Shake up your workout and feel the fire!
Utilize Metabolic Conditioning:
You can go with sled work, farmer's walks, and kettlebell exercises! And let's remember the ultimate challenge: barbell complexes. So, these dynamic exercises can be tweaked and combined to fit a variety of training styles, like high-intensity interval training (HIIT), every-minute-on-the-minute (EMOM) drills, or a classic interval training structure.
So, what is stopping you from burning those calories?
The Bottom Line
If you're looking to maximize your weight loss or fat burn, the three critical nuggets of wisdom to keep in mind are; to load up that barbell with 70-90% of your rep max, take a chill pill for 1-2+ minutes between sets, and make sure to increase your total volume over time. Further, you can also fire up your metabolism and torch around 90-126 calories per session (up to 336 for calisthenics exercises). Of course, the calorie burn depends on factors like the type of exercise, focusing on those lower body moves, free weights vs. body weights, your total workload, your goals, and the intensity of your sweat.

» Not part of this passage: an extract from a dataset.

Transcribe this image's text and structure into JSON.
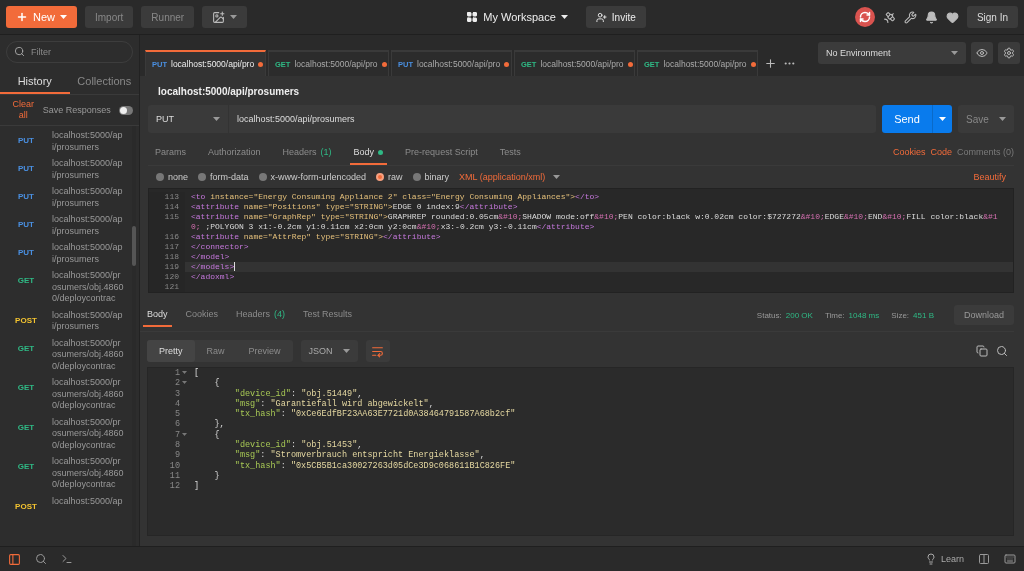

And for those of you on a weight loss journey, remember that it takes about 3,600 calories to lose a pesky pound. But fear not; you can optimize your fat loss by utilizing 2-3 heavy compound exercises (bench presses and deadlifts), 2-3 moderate compound exercises (chin-ups), and 1-2 rounds of isolation moves while pumping iron. So, what is stopping you from starting your fat-burn journey now?